WORK ITEM => The number of lines holding "this" is all you should give; count them in the records below.

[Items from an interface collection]
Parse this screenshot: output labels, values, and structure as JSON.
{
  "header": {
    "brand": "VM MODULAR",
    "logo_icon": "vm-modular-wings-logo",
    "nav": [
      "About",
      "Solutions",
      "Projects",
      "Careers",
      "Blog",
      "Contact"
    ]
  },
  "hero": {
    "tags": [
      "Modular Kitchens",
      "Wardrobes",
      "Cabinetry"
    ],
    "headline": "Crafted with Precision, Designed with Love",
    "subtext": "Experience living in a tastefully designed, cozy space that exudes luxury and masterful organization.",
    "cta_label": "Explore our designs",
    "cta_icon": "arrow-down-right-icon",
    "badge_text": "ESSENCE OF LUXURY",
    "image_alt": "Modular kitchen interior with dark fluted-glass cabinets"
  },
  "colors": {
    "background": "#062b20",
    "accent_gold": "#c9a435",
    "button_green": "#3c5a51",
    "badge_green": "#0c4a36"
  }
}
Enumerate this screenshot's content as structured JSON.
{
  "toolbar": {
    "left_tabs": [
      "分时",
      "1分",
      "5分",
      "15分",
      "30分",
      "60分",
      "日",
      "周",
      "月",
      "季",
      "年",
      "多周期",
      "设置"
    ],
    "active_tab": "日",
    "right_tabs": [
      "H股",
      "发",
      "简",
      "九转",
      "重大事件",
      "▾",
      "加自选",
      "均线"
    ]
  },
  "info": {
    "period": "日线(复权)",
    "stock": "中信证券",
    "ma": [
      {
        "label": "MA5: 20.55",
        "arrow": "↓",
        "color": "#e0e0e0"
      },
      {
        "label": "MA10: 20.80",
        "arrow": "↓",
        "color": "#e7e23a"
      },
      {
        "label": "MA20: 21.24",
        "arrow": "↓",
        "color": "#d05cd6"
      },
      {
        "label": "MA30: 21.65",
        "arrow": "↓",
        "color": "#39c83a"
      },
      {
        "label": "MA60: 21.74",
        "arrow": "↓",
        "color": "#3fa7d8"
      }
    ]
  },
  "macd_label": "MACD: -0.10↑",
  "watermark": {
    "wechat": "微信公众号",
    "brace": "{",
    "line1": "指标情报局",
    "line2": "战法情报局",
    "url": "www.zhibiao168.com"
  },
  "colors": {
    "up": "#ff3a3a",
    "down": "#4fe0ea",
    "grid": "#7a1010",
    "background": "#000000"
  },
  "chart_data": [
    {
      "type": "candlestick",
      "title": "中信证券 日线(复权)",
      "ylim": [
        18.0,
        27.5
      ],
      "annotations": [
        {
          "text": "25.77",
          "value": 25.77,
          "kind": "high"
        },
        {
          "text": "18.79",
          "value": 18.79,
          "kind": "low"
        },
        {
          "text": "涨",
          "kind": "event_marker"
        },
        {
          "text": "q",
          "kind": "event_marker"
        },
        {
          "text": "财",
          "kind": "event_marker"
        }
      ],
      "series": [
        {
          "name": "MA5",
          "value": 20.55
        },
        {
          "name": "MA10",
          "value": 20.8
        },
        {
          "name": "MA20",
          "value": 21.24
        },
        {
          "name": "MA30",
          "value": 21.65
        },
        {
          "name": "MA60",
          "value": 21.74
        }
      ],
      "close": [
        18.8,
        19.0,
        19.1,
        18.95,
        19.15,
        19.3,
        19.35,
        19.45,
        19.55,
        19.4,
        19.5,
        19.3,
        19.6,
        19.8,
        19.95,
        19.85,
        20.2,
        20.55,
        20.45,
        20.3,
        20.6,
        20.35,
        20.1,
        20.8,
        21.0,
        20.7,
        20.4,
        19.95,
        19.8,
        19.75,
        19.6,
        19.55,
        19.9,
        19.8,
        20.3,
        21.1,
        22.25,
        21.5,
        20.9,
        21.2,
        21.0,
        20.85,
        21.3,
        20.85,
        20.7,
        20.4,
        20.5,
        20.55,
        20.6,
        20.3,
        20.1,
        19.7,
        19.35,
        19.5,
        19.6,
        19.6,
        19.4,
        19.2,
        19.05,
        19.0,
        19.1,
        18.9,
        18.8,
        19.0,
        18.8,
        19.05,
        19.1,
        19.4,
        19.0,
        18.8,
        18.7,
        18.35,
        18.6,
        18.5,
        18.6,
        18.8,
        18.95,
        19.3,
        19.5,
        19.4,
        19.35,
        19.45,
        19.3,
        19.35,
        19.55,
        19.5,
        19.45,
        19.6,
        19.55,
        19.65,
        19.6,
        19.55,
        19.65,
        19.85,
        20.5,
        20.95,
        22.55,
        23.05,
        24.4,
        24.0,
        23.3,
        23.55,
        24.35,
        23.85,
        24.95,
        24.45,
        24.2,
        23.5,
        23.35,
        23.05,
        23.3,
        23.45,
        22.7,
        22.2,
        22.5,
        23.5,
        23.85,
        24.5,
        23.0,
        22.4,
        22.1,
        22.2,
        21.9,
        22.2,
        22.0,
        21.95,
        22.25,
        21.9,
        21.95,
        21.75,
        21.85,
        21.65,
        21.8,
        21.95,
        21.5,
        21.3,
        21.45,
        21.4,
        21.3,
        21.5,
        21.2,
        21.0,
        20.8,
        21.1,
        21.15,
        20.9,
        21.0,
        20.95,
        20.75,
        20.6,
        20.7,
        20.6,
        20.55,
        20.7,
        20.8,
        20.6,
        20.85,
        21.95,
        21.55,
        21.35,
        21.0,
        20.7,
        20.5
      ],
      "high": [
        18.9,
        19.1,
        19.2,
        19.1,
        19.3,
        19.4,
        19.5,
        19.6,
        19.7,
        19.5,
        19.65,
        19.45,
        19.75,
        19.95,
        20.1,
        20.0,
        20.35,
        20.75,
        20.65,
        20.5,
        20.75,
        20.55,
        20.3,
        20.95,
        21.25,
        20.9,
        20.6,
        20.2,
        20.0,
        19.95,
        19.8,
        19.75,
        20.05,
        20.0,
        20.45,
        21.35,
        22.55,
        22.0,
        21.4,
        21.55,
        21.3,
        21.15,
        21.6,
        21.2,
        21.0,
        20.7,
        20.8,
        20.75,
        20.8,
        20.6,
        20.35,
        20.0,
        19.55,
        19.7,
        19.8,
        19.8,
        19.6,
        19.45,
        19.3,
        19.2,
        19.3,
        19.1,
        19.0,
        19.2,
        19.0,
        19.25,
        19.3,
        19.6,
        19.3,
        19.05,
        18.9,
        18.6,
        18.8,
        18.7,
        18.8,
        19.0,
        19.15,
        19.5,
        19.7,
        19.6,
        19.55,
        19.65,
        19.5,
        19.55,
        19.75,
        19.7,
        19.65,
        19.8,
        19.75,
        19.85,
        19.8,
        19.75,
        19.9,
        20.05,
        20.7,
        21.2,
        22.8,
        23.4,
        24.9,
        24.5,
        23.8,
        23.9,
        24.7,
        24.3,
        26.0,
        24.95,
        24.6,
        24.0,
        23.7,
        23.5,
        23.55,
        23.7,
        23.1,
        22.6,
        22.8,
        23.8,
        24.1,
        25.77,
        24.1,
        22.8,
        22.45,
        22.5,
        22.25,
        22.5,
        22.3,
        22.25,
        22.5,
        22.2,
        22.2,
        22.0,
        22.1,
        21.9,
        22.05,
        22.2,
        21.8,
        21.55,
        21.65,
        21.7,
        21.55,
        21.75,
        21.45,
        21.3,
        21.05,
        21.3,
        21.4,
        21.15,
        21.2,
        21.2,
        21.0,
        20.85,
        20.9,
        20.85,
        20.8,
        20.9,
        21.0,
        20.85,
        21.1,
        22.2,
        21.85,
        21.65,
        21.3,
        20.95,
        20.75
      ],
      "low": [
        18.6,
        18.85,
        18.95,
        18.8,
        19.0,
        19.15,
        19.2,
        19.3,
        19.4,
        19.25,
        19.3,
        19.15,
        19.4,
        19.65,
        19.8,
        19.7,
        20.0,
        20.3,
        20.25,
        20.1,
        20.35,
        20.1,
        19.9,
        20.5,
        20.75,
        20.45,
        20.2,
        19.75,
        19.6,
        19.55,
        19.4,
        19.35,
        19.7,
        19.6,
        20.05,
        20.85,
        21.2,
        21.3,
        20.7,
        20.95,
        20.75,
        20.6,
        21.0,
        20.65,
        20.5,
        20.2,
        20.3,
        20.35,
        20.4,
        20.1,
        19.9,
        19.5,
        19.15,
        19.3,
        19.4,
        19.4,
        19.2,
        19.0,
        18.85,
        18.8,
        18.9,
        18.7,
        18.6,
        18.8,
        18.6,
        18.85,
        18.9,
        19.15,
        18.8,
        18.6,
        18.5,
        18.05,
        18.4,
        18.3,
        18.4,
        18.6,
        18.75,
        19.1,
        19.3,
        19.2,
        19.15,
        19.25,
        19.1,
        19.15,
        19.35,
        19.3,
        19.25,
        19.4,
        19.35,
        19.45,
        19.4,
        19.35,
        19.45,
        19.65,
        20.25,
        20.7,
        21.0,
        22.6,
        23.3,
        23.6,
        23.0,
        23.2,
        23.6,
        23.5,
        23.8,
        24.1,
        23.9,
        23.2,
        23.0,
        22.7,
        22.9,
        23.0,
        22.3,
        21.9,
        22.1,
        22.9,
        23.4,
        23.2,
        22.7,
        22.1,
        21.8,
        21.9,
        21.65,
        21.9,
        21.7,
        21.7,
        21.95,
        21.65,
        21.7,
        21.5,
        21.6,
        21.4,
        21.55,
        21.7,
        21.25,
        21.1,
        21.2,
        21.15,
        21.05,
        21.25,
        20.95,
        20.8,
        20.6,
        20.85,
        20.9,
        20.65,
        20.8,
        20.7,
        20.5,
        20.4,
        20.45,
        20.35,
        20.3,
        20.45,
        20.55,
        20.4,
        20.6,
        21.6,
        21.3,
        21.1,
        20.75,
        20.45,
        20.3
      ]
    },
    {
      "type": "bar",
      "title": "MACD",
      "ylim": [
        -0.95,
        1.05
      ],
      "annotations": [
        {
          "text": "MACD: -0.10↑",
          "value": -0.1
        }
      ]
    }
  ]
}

SOLVED EXERCISE => 2